Pull from the data below each line where the word "超详细新手教程" occurs, and copy it.

────────────────────

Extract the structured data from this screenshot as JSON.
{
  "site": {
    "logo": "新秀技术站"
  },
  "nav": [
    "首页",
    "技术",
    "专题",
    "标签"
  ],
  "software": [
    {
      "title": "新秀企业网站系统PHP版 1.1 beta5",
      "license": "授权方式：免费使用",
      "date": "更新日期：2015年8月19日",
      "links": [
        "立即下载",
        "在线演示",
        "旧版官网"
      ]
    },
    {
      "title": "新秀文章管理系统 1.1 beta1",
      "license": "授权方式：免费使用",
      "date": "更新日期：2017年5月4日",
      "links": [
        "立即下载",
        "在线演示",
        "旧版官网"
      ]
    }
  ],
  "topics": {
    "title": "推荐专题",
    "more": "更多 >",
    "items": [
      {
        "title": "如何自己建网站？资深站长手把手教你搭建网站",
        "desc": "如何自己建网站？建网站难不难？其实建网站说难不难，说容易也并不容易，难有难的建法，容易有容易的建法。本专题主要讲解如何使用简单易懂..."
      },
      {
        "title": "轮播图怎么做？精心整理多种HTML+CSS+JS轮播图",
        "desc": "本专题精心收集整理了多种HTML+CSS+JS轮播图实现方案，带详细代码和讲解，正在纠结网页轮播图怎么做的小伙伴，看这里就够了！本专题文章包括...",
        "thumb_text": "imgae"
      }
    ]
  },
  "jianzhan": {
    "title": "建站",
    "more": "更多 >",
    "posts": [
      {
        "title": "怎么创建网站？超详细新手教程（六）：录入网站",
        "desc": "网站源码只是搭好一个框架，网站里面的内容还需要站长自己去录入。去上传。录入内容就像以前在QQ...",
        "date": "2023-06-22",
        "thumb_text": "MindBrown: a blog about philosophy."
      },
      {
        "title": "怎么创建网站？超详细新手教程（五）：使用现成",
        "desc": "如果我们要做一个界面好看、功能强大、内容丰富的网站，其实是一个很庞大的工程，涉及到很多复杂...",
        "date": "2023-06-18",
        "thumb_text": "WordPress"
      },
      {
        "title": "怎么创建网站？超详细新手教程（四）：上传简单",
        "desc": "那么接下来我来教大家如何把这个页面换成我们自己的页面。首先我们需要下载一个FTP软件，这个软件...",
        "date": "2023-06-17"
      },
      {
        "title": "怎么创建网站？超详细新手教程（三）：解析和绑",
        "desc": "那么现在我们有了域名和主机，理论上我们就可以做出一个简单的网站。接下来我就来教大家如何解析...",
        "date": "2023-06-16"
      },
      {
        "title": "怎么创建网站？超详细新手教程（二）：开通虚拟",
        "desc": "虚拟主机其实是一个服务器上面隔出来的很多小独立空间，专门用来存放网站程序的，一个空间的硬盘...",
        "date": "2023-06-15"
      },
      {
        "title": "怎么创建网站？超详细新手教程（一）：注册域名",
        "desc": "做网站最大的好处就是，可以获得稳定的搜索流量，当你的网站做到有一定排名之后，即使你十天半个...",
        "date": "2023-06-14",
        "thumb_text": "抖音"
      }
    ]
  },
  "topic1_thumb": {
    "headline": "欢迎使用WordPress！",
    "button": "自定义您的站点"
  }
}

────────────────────

• Task solution:
        "title": "怎么创建网站？超详细新手教程（六）：录入网站",
        "title": "怎么创建网站？超详细新手教程（五）：使用现成",
        "title": "怎么创建网站？超详细新手教程（四）：上传简单",
        "title": "怎么创建网站？超详细新手教程（三）：解析和绑",
        "title": "怎么创建网站？超详细新手教程（二）：开通虚拟",
        "title": "怎么创建网站？超详细新手教程（一）：注册域名",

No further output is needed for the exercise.